All entries below are to be copied precisely as they appear.

» **Records provided**

****************************************

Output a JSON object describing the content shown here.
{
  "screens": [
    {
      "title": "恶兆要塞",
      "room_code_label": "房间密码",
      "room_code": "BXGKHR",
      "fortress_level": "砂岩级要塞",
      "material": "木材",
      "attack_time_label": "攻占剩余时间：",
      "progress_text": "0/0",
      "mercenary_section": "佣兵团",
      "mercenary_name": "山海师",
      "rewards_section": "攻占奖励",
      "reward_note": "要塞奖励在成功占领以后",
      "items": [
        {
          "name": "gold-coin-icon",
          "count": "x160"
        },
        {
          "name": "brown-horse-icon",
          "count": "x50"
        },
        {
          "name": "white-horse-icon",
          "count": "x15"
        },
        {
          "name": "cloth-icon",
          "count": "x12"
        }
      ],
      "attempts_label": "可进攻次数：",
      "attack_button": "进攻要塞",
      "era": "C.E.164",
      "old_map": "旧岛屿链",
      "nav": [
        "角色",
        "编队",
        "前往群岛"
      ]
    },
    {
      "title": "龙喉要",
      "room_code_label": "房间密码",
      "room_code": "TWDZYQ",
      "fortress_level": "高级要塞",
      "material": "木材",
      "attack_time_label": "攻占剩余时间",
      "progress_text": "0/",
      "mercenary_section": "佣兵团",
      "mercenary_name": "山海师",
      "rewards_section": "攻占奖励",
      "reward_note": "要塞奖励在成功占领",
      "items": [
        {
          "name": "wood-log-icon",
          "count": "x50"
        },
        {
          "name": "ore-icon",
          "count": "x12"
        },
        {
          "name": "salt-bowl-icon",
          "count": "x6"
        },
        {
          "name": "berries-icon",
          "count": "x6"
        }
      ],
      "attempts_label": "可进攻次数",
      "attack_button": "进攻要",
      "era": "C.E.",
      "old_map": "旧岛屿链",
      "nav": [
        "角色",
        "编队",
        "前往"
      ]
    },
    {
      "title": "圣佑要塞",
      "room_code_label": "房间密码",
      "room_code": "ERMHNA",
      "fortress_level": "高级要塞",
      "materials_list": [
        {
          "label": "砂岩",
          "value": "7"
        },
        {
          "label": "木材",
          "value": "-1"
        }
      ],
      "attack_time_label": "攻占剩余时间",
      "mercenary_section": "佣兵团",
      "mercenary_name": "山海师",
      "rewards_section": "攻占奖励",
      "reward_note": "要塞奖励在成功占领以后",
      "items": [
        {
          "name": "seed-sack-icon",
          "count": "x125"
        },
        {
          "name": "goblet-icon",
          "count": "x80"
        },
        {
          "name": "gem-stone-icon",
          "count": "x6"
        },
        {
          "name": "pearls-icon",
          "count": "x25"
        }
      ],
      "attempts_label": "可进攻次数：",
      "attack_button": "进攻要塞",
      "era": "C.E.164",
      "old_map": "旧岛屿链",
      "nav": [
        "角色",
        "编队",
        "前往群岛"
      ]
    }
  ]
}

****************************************

» **Solution below**
Output a JSON object describing the content shown here.
{
  "screens": [
    {
      "title": "恶兆要塞",
      "room_code_label": "房间密码",
      "room_code": "BXGKHR",
      "fortress_level": "砂岩级要塞",
      "material": "木材",
      "attack_time_label": "攻占剩余时间：",
      "progress_text": "0/0",
      "mercenary_section": "佣兵团",
      "mercenary_name": "山海师",
      "rewards_section": "攻占奖励",
      "reward_note": "要塞奖励在成功占领以后",
      "items": [
        {
          "name": "gold-coin-icon",
          "count": "x160"
        },
        {
          "name": "brown-horse-icon",
          "count": "x50"
        },
        {
          "name": "white-horse-icon",
          "count": "x15"
        },
        {
          "name": "cloth-icon",
          "count": "x12"
        }
      ],
      "attempts_label": "可进攻次数：",
      "attack_button": "进攻要塞",
      "era": "C.E.164",
      "old_map": "旧岛屿链",
      "nav": [
        "角色",
        "编队",
        "前往群岛"
      ]
    },
    {
      "title": "龙喉要",
      "room_code_label": "房间密码",
      "room_code": "TWDZYQ",
      "fortress_level": "高级要塞",
      "material": "木材",
      "attack_time_label": "攻占剩余时间",
      "progress_text": "0/",
      "mercenary_section": "佣兵团",
      "mercenary_name": "山海师",
      "rewards_section": "攻占奖励",
      "reward_note": "要塞奖励在成功占领",
      "items": [
        {
          "name": "wood-log-icon",
          "count": "x50"
        },
        {
          "name": "ore-icon",
          "count": "x12"
        },
        {
          "name": "salt-bowl-icon",
          "count": "x6"
        },
        {
          "name": "berries-icon",
          "count": "x6"
        }
      ],
      "attempts_label": "可进攻次数",
      "attack_button": "进攻要",
      "era": "C.E.",
      "old_map": "旧岛屿链",
      "nav": [
        "角色",
        "编队",
        "前往"
      ]
    },
    {
      "title": "圣佑要塞",
      "room_code_label": "房间密码",
      "room_code": "ERMHNA",
      "fortress_level": "高级要塞",
      "materials_list": [
        {
          "label": "砂岩",
          "value": "7"
        },
        {
          "label": "木材",
          "value": "-1"
        }
      ],
      "attack_time_label": "攻占剩余时间",
      "mercenary_section": "佣兵团",
      "mercenary_name": "山海师",
      "rewards_section": "攻占奖励",
      "reward_note": "要塞奖励在成功占领以后",
      "items": [
        {
          "name": "seed-sack-icon",
          "count": "x125"
        },
        {
          "name": "goblet-icon",
          "count": "x80"
        },
        {
          "name": "gem-stone-icon",
          "count": "x6"
        },
        {
          "name": "pearls-icon",
          "count": "x25"
        }
      ],
      "attempts_label": "可进攻次数：",
      "attack_button": "进攻要塞",
      "era": "C.E.164",
      "old_map": "旧岛屿链",
      "nav": [
        "角色",
        "编队",
        "前往群岛"
      ]
    }
  ]
}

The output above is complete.